Gas boiler installations

Did you know that current building regulations state that any replacement or new gas-fired boiler must be a condensing boiler? Older boilers convert as little as 60% of the fuel they use into heat which has a big impact on your heating bills and the environment.

We specialise in the installation of condensing boilers and renewable energy products from Worcester, using the latest technology available. Modern condensing boilers improve efficiency to over 90% which could save you a minimum of 30% per year on your home heating bills, which represents a big saving over the lifetime of your boiler

Depending on your heating and hot water demand there are different types of condensing boilers that are available and we will be happy to help you make the right choice for your home or business.

Types of heating systems:

Pumped Systems

Pumped systems are the most common though the sealed system is becoming more and more popular. The water is heated by the boiler and sent round the pipework by means of a pump. The water is then routed to the radiator circuit and / or the hot water cylinder by means of a motorised valve.

Gravity fed Systems

In older properties, gravity circulation is used to heat the hot water cylinder. This works on the principal that water expands when heated. The result is that it actually weighs less than cold water. This phenomenon is very handy as the cold heavier water sinks to the bottom of the system and causes the hot water to be pushed up.

The gravity system is pretty reliable as it doesn’t have a pump. It does however need larger 28mm pipes. For best results, the cylinder is installed upstairs above the boiler.

The same water recirculates round the system. There is a ‘feed and expansion’ cistern (usually in the loft) which keeps the system topped up when water is lost by evaporation or leakage. This same cistern is also used to cope with expansion of water from the system as it heats up.

Above the cistern you’ll see a pipe which hangs over it. This is called the vent pipe and acts as a safety measure so that excess pressure can be relieved.

Sealed Systems

These are gaining in popularity now for a number of reasons. As the name implies, the system is closed and has no feed and expansion cistern. It is most common for the boiler to be a combination type rather than connected individual components. These are very efficient and have the added advantage of saving space.

A pressure vessel copes with expansion and contraction of the water. In addition there is a safety valve to relieve excess pressure instead of a vent pipe.

On the upside, these systems run at a generally higher temperature than other types and therefore radiators can be a little smaller. These systems suffer less from corrosion. The other major advantage is that not only is less pipework needed, but also no space is required in the loft for a feed and expansion cistern.

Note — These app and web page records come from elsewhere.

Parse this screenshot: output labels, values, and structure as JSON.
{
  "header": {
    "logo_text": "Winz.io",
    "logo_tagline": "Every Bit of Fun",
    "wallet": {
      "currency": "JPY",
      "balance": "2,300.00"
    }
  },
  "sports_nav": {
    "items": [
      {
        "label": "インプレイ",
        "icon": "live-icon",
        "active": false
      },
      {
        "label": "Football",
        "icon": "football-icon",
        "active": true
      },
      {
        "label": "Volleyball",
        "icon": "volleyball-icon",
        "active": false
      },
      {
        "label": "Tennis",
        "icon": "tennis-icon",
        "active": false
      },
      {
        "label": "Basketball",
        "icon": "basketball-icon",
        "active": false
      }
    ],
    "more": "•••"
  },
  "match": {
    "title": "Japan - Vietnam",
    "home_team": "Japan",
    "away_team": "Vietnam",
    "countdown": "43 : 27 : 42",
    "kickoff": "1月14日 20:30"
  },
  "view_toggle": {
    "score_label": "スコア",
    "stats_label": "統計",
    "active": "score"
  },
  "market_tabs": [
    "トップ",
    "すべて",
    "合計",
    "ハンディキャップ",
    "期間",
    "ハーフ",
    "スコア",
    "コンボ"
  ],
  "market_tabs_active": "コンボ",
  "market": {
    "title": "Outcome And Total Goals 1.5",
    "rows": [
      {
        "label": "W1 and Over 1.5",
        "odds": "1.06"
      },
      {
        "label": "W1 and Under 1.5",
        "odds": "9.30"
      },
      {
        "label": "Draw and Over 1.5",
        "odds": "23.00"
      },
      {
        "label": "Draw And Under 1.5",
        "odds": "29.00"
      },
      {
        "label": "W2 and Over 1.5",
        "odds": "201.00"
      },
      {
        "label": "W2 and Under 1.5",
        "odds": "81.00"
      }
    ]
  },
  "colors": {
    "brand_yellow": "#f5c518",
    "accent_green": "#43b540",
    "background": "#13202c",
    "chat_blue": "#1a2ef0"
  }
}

On the downside, because the system runs under pressure, the installation requires higher quality fittings to ensure leaks do not occur. Also, since the system is not automatically topped up, in addition to the thermostat, the boiler must have a safety cut out to prevent over heating in the event of water loss.

You should also consider guarding against the very hot radiators, particularly if you have young children.